1. Almost all newer car stereos come with a AUX in jack on the front of the stereo unit. An AUX in will be a hole on the face of the stereo that matches the size of the headphone jack for your MP3 player. You will need to connect your MP3 player to this AUX in hole with a stereo 1/8" cable. You can do a search for these on eBay and find them for less than $5. If you are a little more impatient, then you can find them at your local Radio Shack or Frys Electronics for not much more. Simply plug the cord out of your MP3 player and into the AUX in port on the car stereo system, select AUX as your input device (other options will be CD player, FM, AM, etc.), and then turn your MP3 player on. This option will not power your MP3 player, so either charge it up good or have a charge in your car that will adapt to the cigarette outlet. (Some very high end stereos can connect to Apple's iPod and allow you to browse your song library on the stereo instead of on the iPod.)
2. Another way to connect the iPod will be on semi older systems that have stereo AUX in RCA on the back of the unit. RCA is a connection that looks like the audio for connecting your TV sound and is usually signified by a cable with two ends, one white and one red. In order to successfully hook up your MP3 player to this scenario, you will need to invest in a stereo 1/8" to Male RCA cord at your local Radio Shack. Pull the stereo out of the console.

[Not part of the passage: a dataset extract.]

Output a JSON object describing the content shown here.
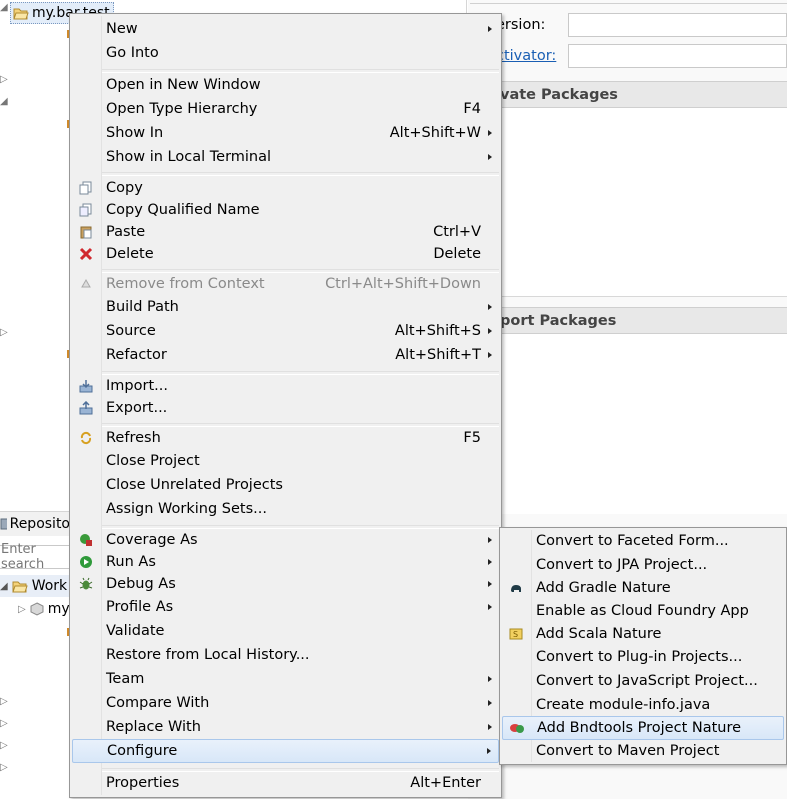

Hook the white and red RCA ends with their corresponding female RCA ends on the back of the stereo and then wrap the cord out of another socket to the side of the console to the place you commonly keep your MP3 player. Plug the 1/8" inch side of the cord into your MP3 player, power it on, and there you have it.
3. One option for MP3 playback through your stereo is to use the FM airwaves. They sell FM transmitters at most mass merchant stores like Target & Wal-Mart, as well as online retailers. Decent FM transmitters run in the $20-35 range. The way these work is by plugging the supplied 1/8th cord into the headphone jack on the MP3 player. Then on the FM transmitter you can select a FM channel. Tune your stereo to the corresponding FM channel and you should be able to hear your MP3s through the airwaves. This option needs power for the transmitter to work. If you're lucky and have a couple of extra dollars, you can invest in a charger that powers both your MP3 player and FM transmitter. Some FM transmitters have battery options for power as well. This option is capable to have audio dropouts if you drive very far and radio stations change. It's best to choose a station that isn't being used for broadcast.
4. The last decent option for listening to your MP3s is to use a Tape Deck. They make a tape adapter with an 1/8" cord coming out of it that you plug into your MP3 player. Stick the tape in your stereo tape deck and the other end to your player and listen to your tunes flow. My only caution with this option is that a lot of these types of devices seem to get stuck in the tape deck rendering both devices useless. Consider yourself warned.
Good luck and enjoy the tunes!